Fact File : Battles of Mandalay and Meiktila
February to March 1945
Theatre: South East Asia
Area: Central Burma (the country is now also known as Myanmar).
Allies: British 14th Army under General William Slim, comprising 33rd Corps under Lieutenant General Montagu Stopford (4 divisions) and 4th Corps under Lieutenant General Frank Messervy (3 divisions). Japan: 15th Army under Lieutenant General S Iida and elements of the Japanese 33rd Army under General Honda.
Outcome: British victory - aided by superior numbers, armour and air cover - over fierce Japanese defence, leading to the retreat of Japanese armies and a clear road to Rangoon and the recapture of Burma.
'They made determined attempts to get us out of Meiktila, they shelled us day after day, they bombed us and they attacked us with infantry at night, they sent small suicide gun busting teams to crawl through the wire and try to get at our guns.' - George LR Stevens, RHQ/129 Field Reg RA, in a letter home
By November 1944 the British forces in Burma had superior numbers and weaponry, as well as air superiority. The recapture of Burma in 1945 was essential in order to reopen the Burma Road that supplied the Nationalist Chinese Armies fighting the Japanese occupation of mainland China and so force Japan on the defensive.
As part of the British offensive, the 33rd Corps under Stopford had established a bridgehead over the River Chindwin, on the Burmese side of the border with India.
The 4th Corps continued east into the Shwebo-Mandalay plain, some 160km (100 miles) south east of the Chindwin. They encountered minimal opposition, as the Japanese were withdrawing south east from the plain towards positions some 80km (50 miles) away on the River Irrawaddy, near Mandalay. This was a blow to Slim who had hoped to encircle the Japanese and inflict a heavy defeat in open countryside, using his vastly superior armour, artillery and air force.
The 33rd Corps moved towards Mandalay from the north to get crossings over the Irrawaddy, a river that flows north to south, bisecting Burma into east and west. The 4th Corps aimed to move south with stealth to try cross the Lower Irrawaddy near Pakokku, south west of the Japanese positions.

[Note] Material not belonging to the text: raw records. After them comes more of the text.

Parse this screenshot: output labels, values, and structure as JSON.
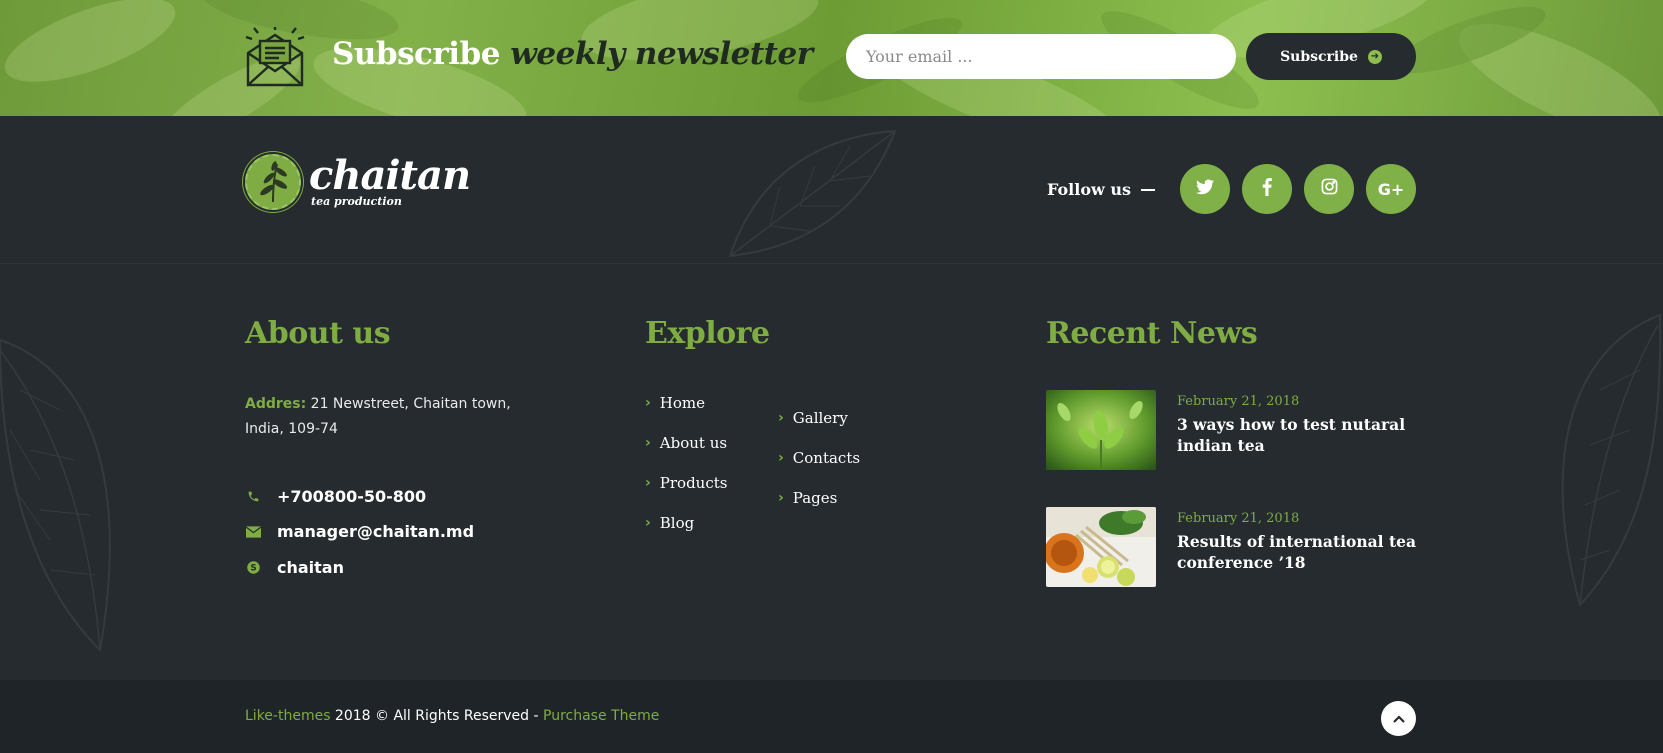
{
  "newsletter": {
    "title_main": "Subscribe",
    "title_em": "weekly newsletter",
    "email_placeholder": "Your email ...",
    "subscribe_label": "Subscribe",
    "icon": "newsletter-envelope-icon"
  },
  "brand": {
    "logo_name": "chaitan",
    "logo_tagline": "tea production",
    "follow_label": "Follow us",
    "social": [
      {
        "name": "twitter-icon",
        "glyph": "t"
      },
      {
        "name": "facebook-icon",
        "glyph": "f"
      },
      {
        "name": "instagram-icon",
        "glyph": "◎"
      },
      {
        "name": "google-plus-icon",
        "glyph": "G+"
      }
    ]
  },
  "about": {
    "title": "About us",
    "address_label": "Addres:",
    "address_value": "21 Newstreet, Chaitan town, India, 109-74",
    "phone": "+700800-50-800",
    "email": "manager@chaitan.md",
    "skype": "chaitan"
  },
  "explore": {
    "title": "Explore",
    "col1": [
      "Home",
      "About us",
      "Products",
      "Blog"
    ],
    "col2": [
      "Gallery",
      "Contacts",
      "Pages"
    ]
  },
  "news": {
    "title": "Recent News",
    "items": [
      {
        "date": "February 21, 2018",
        "title": "3 ways how to test nutaral indian tea"
      },
      {
        "date": "February 21, 2018",
        "title": "Results of international tea conference ’18"
      }
    ]
  },
  "footer": {
    "brand_link": "Like-themes",
    "copyright": " 2018 © All Rights Reserved - ",
    "purchase_link": "Purchase Theme"
  },
  "colors": {
    "accent": "#7fad44",
    "dark": "#252b2e",
    "bottom": "#1e2427"
  }
}
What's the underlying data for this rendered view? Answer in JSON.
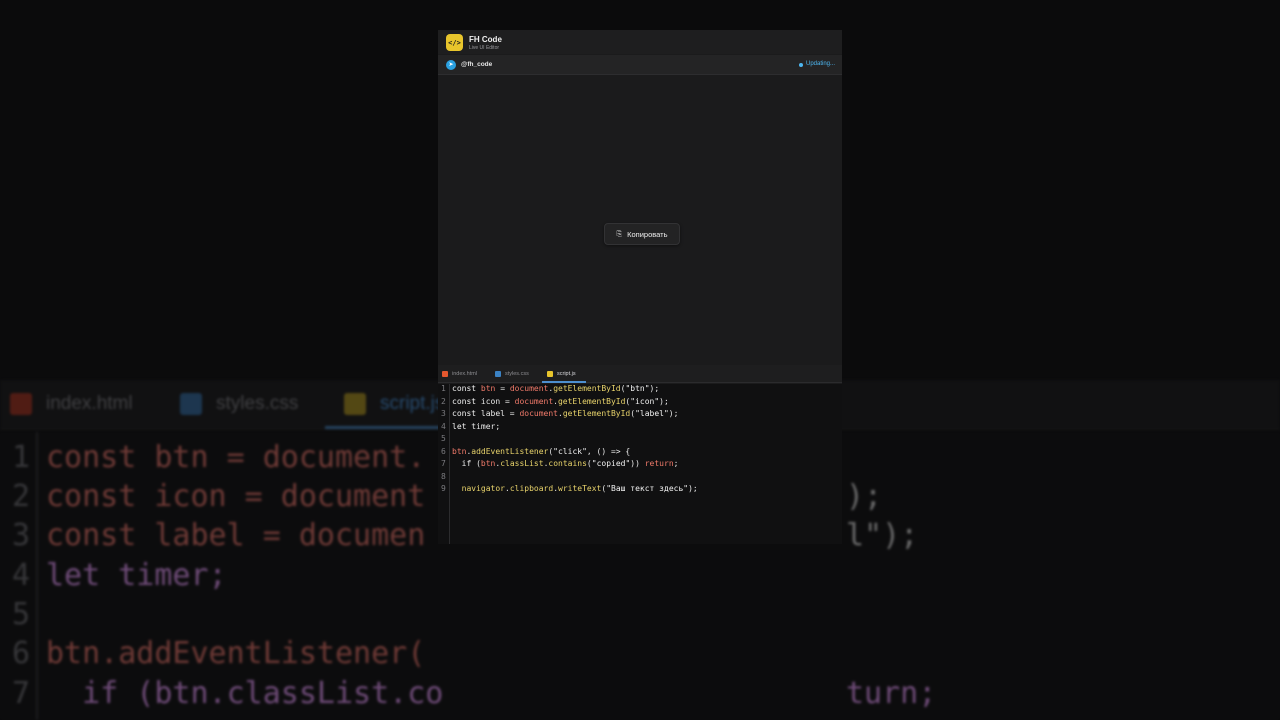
{
  "app": {
    "icon_text": "</>",
    "title": "FH Code",
    "subtitle": "Live UI Editor",
    "handle": "@fh_code",
    "status": "Updating..."
  },
  "preview": {
    "button_icon": "⎘",
    "button_label": "Копировать"
  },
  "tabs": [
    {
      "label": "index.html",
      "color": "#e4572e",
      "active": false
    },
    {
      "label": "styles.css",
      "color": "#3b82c4",
      "active": false
    },
    {
      "label": "script.js",
      "color": "#e8c52c",
      "active": true
    }
  ],
  "code": {
    "line_numbers": [
      "1",
      "2",
      "3",
      "4",
      "5",
      "6",
      "7",
      "8",
      "9"
    ],
    "lines": [
      "const btn = document.getElementById(\"btn\");",
      "const icon = document.getElementById(\"icon\");",
      "const label = document.getElementById(\"label\");",
      "let timer;",
      "",
      "btn.addEventListener(\"click\", () => {",
      "  if (btn.classList.contains(\"copied\")) return;",
      "",
      "  navigator.clipboard.writeText(\"Ваш текст здесь\");"
    ]
  },
  "background": {
    "tabs": [
      "index.html",
      "styles.css",
      "script.js"
    ],
    "line_numbers": [
      "1",
      "2",
      "3",
      "4",
      "5",
      "6",
      "7"
    ],
    "left_lines": [
      "const btn = document.",
      "const icon = document",
      "const label = documen",
      "let timer;",
      "",
      "btn.addEventListener(",
      "  if (btn.classList.co"
    ],
    "right_fragments": [
      ");",
      "l\");",
      "turn;"
    ]
  }
}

This would have the effect of encircling the Japanese at Mandalay by creating a barrier to their rear, near Meiktila, blocking their retreat south and preventing any supplies reaching them from Rangoon.

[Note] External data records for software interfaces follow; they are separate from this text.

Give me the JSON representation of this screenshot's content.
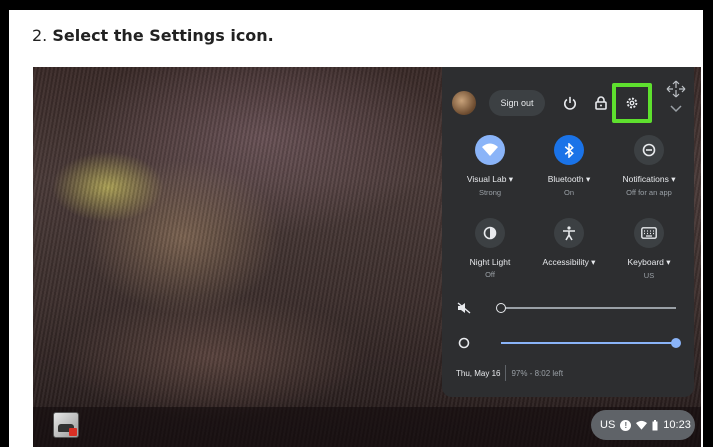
{
  "step": {
    "number": "2.",
    "text": "Select the Settings icon."
  },
  "quick_settings": {
    "sign_out_label": "Sign out",
    "tiles": [
      {
        "label": "Visual Lab ▾",
        "sub": "Strong",
        "icon": "wifi-icon",
        "state": "on"
      },
      {
        "label": "Bluetooth ▾",
        "sub": "On",
        "icon": "bluetooth-icon",
        "state": "on"
      },
      {
        "label": "Notifications ▾",
        "sub": "Off for an app",
        "icon": "notifications-off-icon",
        "state": "off"
      },
      {
        "label": "Night Light",
        "sub": "Off",
        "icon": "night-light-icon",
        "state": "off"
      },
      {
        "label": "Accessibility ▾",
        "sub": "",
        "icon": "accessibility-icon",
        "state": "off"
      },
      {
        "label": "Keyboard ▾",
        "sub": "US",
        "icon": "keyboard-icon",
        "state": "off"
      }
    ],
    "volume_level": 0,
    "brightness_level": 100,
    "date": "Thu, May 16",
    "battery": "97% - 8:02 left"
  },
  "status_area": {
    "ime": "US",
    "info": "!",
    "time": "10:23"
  },
  "colors": {
    "highlight": "#5ee02e",
    "tile_on": "#1a73e8",
    "panel_bg": "#2d2e30",
    "accent": "#8ab4f8"
  }
}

In early 1945, the 33rd Corps began its move south towards Mandalay. Shwebo was occupied by 10 January and they moved on to create a triple line of advance north of Mandalay. Meanwhile, the 4th Corps captured Kahnla near Pakokku on 10 February and the plan was ready to be put into operation.
0n 14 February a division of the 4th Corps gained a bridgehead south of Pakokku and the motorised 17th Division (under General Cowan) plus a brigade of tanks pressed forward to reach the outskirts of Meiktila on 28 February, capturing the city on 3 March. Cowan then worked to confuse the Japanese with a series of aggressive raids in various directions.
The Japanese were in a bad position. They were being pressed around Mandalay, their rear communications and supplies were being strangled, they were outnumbered and had little air cover. Yet they fought back strongly against repeated Allied attacks on Fort Dufferin, their stronghold in Mandalay.
They also launched a counter-attack on Meiktila in an effort to clear their lines of communication to the south. Two divisions of Honda's 33rd Army moved up from the south and another came down from Mandalay. The battle around Meiktila raged for most of March, but the counter-offensive was repelled and eventually abandoned. Fort Dufferin was captured and the rest of Mandalay followed on 20 March.
The battles of Mandalay and Meiktila had cost the Japanese around a third of their already weakened numbers, against some 10,000 British casualties. The Japanese 15th Army was retreating to the south and central Burma was now in British hands. The Japanese retreat opened the road to Rangoon and, with it, the reconquest of Burma.
The fact files in this timeline were commissioned by the BBC in June 2003 and September 2005. Find out more about the authors who wrote them.